=== The data ===
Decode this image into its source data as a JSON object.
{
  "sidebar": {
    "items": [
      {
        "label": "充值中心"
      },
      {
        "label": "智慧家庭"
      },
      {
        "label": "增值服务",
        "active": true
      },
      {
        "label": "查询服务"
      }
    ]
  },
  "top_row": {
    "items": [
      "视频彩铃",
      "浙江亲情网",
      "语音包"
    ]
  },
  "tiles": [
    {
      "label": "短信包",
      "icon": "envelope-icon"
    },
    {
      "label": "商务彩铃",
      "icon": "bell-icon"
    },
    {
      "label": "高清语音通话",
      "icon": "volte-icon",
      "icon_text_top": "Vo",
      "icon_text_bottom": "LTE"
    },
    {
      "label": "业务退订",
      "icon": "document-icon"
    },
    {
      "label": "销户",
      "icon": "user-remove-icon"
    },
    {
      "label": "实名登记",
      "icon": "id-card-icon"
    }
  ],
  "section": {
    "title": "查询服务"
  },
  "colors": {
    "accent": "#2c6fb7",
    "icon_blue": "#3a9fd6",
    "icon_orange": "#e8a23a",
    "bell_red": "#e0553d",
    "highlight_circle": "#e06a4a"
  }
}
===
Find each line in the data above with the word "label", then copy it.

        "label": "充值中心"
        "label": "智慧家庭"
        "label": "增值服务",
        "label": "查询服务"
      "label": "短信包",
      "label": "商务彩铃",
      "label": "高清语音通话",
      "label": "业务退订",
      "label": "销户",
      "label": "实名登记",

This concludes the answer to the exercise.